Stop, unplug and listen

Eurasian blue tit
CC flickr image via hape662

The other morning I did something unusual. I left the house to walk to the train station without putting in my earphones.

For me, this is rare. My normal routine has me loading up a podcast within seconds of shutting the front door. I then listen to that for the first 30-odd minutes of my commute, before switching to music for the remainder.

On this particular day I had just minutes to reach the station, so decided not to plug in immediately. When I arrived, my rush was in vain: “Train cancelled”.

So I did something different. I sat on a bench on the platform and just listened without any other distraction. It’s no exaggeration to say it was a revelation.

Rather than the insulated world I’m used to, I truly stopped and paid attention to the world around me.

And the predominant sound I heard was the song of four or five different types of bird, beautifully chirruping and tweeting in harmony.

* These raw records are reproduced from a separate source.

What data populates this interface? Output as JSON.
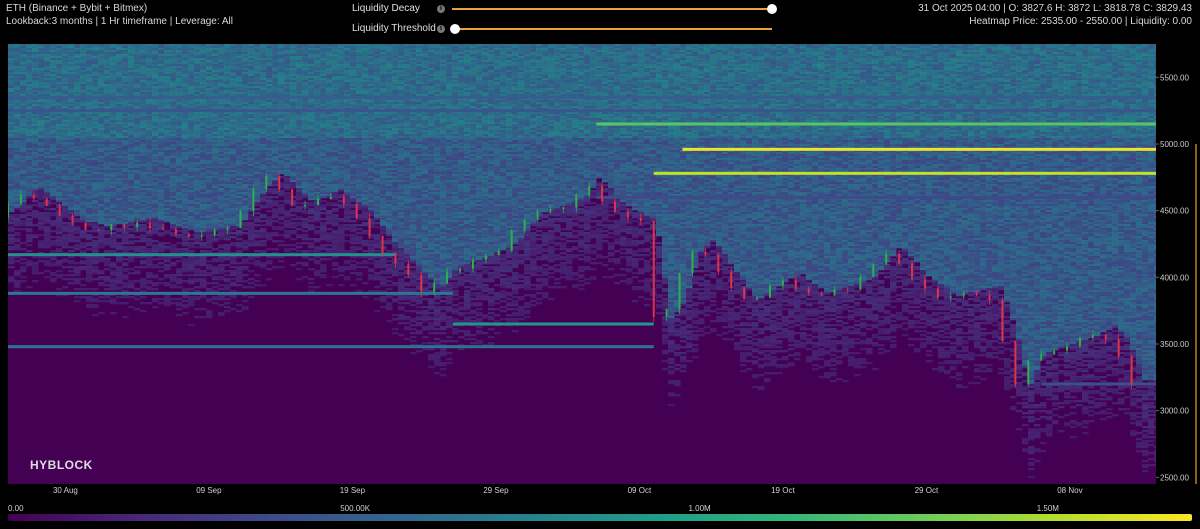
{
  "header": {
    "title": "ETH (Binance + Bybit + Bitmex)",
    "subtitle": "Lookback:3 months | 1 Hr timeframe | Leverage: All",
    "ohlc": "31 Oct 2025 04:00 | O: 3827.6 H: 3872 L: 3818.78 C: 3829.43",
    "heatmap_info": "Heatmap Price: 2535.00 - 2550.00 | Liquidity: 0.00"
  },
  "controls": {
    "decay_label": "Liquidity Decay",
    "decay_value": 1.0,
    "threshold_label": "Liquidity Threshold",
    "threshold_value": 0.0
  },
  "watermark": "HYBLOCK",
  "colors": {
    "background": "#000000",
    "up": "#2bb24c",
    "down": "#e0324b",
    "slider": "#e8a33a",
    "colormap": [
      "#440154",
      "#482878",
      "#3e4a89",
      "#31688e",
      "#26828e",
      "#1f9e89",
      "#35b779",
      "#6ece58",
      "#b5de2b",
      "#fde725"
    ]
  },
  "colorbar": {
    "labels": [
      "0.00",
      "500.00K",
      "1.00M",
      "1.50M"
    ],
    "values": [
      0,
      500000,
      1000000,
      1500000
    ],
    "max": 1700000
  },
  "chart_data": {
    "type": "heatmap",
    "overlay": "candlestick",
    "x_tick_labels": [
      "30 Aug",
      "09 Sep",
      "19 Sep",
      "29 Sep",
      "09 Oct",
      "19 Oct",
      "29 Oct",
      "08 Nov"
    ],
    "x_start": "2025-08-26",
    "x_end": "2025-11-14",
    "y_tick_labels": [
      "5500.00",
      "5000.00",
      "4500.00",
      "4000.00",
      "3500.00",
      "3000.00",
      "2500.00"
    ],
    "y_ticks": [
      5500,
      5000,
      4500,
      4000,
      3500,
      3000,
      2500
    ],
    "ylim": [
      2450,
      5750
    ],
    "current_price": 5000,
    "price_path": [
      {
        "date": "2025-08-26",
        "price": 4450
      },
      {
        "date": "2025-08-28",
        "price": 4650
      },
      {
        "date": "2025-08-31",
        "price": 4400
      },
      {
        "date": "2025-09-02",
        "price": 4350
      },
      {
        "date": "2025-09-05",
        "price": 4420
      },
      {
        "date": "2025-09-08",
        "price": 4300
      },
      {
        "date": "2025-09-11",
        "price": 4360
      },
      {
        "date": "2025-09-13",
        "price": 4650
      },
      {
        "date": "2025-09-14",
        "price": 4760
      },
      {
        "date": "2025-09-16",
        "price": 4530
      },
      {
        "date": "2025-09-18",
        "price": 4620
      },
      {
        "date": "2025-09-20",
        "price": 4480
      },
      {
        "date": "2025-09-22",
        "price": 4200
      },
      {
        "date": "2025-09-25",
        "price": 3880
      },
      {
        "date": "2025-09-26",
        "price": 4030
      },
      {
        "date": "2025-09-30",
        "price": 4200
      },
      {
        "date": "2025-10-02",
        "price": 4450
      },
      {
        "date": "2025-10-05",
        "price": 4550
      },
      {
        "date": "2025-10-06",
        "price": 4720
      },
      {
        "date": "2025-10-08",
        "price": 4500
      },
      {
        "date": "2025-10-10",
        "price": 4400
      },
      {
        "date": "2025-10-11",
        "price": 3650
      },
      {
        "date": "2025-10-12",
        "price": 3800
      },
      {
        "date": "2025-10-13",
        "price": 4150
      },
      {
        "date": "2025-10-14",
        "price": 4250
      },
      {
        "date": "2025-10-17",
        "price": 3800
      },
      {
        "date": "2025-10-20",
        "price": 4000
      },
      {
        "date": "2025-10-22",
        "price": 3850
      },
      {
        "date": "2025-10-25",
        "price": 3950
      },
      {
        "date": "2025-10-27",
        "price": 4200
      },
      {
        "date": "2025-10-29",
        "price": 3980
      },
      {
        "date": "2025-10-31",
        "price": 3830
      },
      {
        "date": "2025-11-03",
        "price": 3900
      },
      {
        "date": "2025-11-04",
        "price": 3600
      },
      {
        "date": "2025-11-05",
        "price": 3150
      },
      {
        "date": "2025-11-06",
        "price": 3400
      },
      {
        "date": "2025-11-09",
        "price": 3500
      },
      {
        "date": "2025-11-11",
        "price": 3600
      },
      {
        "date": "2025-11-12",
        "price": 3480
      },
      {
        "date": "2025-11-13",
        "price": 3200
      },
      {
        "date": "2025-11-14",
        "price": 3200
      }
    ],
    "liquidity_bands": [
      {
        "price": 5150,
        "start": "2025-10-06",
        "end": "2025-11-14",
        "value": 1250000
      },
      {
        "price": 4960,
        "start": "2025-10-12",
        "end": "2025-11-14",
        "value": 1650000
      },
      {
        "price": 4780,
        "start": "2025-10-10",
        "end": "2025-11-14",
        "value": 1550000
      },
      {
        "price": 4170,
        "start": "2025-08-26",
        "end": "2025-09-22",
        "value": 850000
      },
      {
        "price": 3880,
        "start": "2025-08-26",
        "end": "2025-09-26",
        "value": 700000
      },
      {
        "price": 3650,
        "start": "2025-09-26",
        "end": "2025-10-10",
        "value": 900000
      },
      {
        "price": 3480,
        "start": "2025-08-26",
        "end": "2025-10-10",
        "value": 650000
      },
      {
        "price": 5350,
        "start": "2025-08-26",
        "end": "2025-11-14",
        "value": 500000
      },
      {
        "price": 5250,
        "start": "2025-08-26",
        "end": "2025-11-14",
        "value": 450000
      },
      {
        "price": 4600,
        "start": "2025-10-06",
        "end": "2025-11-14",
        "value": 380000
      },
      {
        "price": 3200,
        "start": "2025-11-06",
        "end": "2025-11-14",
        "value": 420000
      }
    ]
  }
}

There was also the low murmur of the ticket attendant talking to a customer and the occasional beep of an electronic sensor, but I was overwhelmingly struck by the serenity and beauty of it all.

It’s so easy to stick your headphones on and block out the world around you – something many, if not most, of us are guilty of.

But changing routine occasionally and ‘noticing’ the world around us is something we should all do.

Try it and let me know how it goes.

Why technology is really not ‘too difficult’ to try and understand

Confused: CC Image via flickr

We live in a time where the pace of change is frenetic. Twenty years ago, there was no Google and no Facebook. Amazon was still only a baby and Apple – while cool – was almost 4 years away from the launch of the iPod.

It’s 2017 and those four companies now dominate our lives. So much so that Scott Galloway has just published a book – The Four – that examines the companies and the effect they have.

The way that technology now dominates the world, it can be easy to shrug when news of the latest ‘big thing’ arrives. As we all get older, the shock of the new can be tough to cope with.

As Hitchhikers Guide author and polymath Douglas Adams once said:

Anything that is in the world when you’re born is normal and ordinary and is just a natural part of the way the world works; anything that’s invented between when you’re 15 and 35 is new and exciting and revolutionary and you can probably get a career in it; anything invented after you’re 35 is against the natural order of things.

Should we not bother?

As someone in their mid-40s, I could be forgiven for being one of those that Adams alludes to – looking at new developments and deciding not to bother.

Scott Galloway makes this point in his book.

The 55-year-old who says (proudly) he or she doesn’t use social media, has given up or is afraid.

But – as far as I’m concerned – that’s the wrong way to look at it. When it comes to technology, it pays to understand, rather than become the expert.

Unless you’re 11 you won’t get Snapchat, but you can at least learn what it is, why it’s popular and how it works.

Scott Galloway again:

Get in the game. Download and use apps. Use every social media platform and try to understand them. Buy some keywords and post a video on Google & YouTube.

It sounds obvious, but so many people don’t try. They assume that it’s pointless. But it isn’t.

Open to all

The one brilliant thing about emerging technology is that it’s open to everyone.

  • Making and editing your own videos can be done on your own smartphone
  • A chatbot can be created in just 7 minutes using a free online product, such as Chatfuel
  • Social media can be played with for free

Don’t tell yourself you can’t do it. Find the time to have a go and discover just how ‘not difficult’ things really are.

Charity vs ethics: you decide

ux-salon-dark-patterns-3-638Ever heard of “dark patterns”? The term was coined – as you can see from the photo above – by Harry Brignull and is used to describe ‘naughty things’ companies do to try and trick you into doing something you don’t necessarily want to.

As companies try ever harder to make money and get more out of people, these dark patterns are becoming ever more common.

So where’s the link to charity, I hear you cry? Well, last night I spotted this tweet:

The crux of the issue is that a £1 discretionary donation was added to the final bill by default, thus making it less likely that it would be removed.

The restaurant concerned – a very good Indian one in Brighton – was very contrite, but rightly pointed out that the £1 charity discretion was clearly advertised and would have been happily removed. Continue reading “Charity vs ethics: you decide”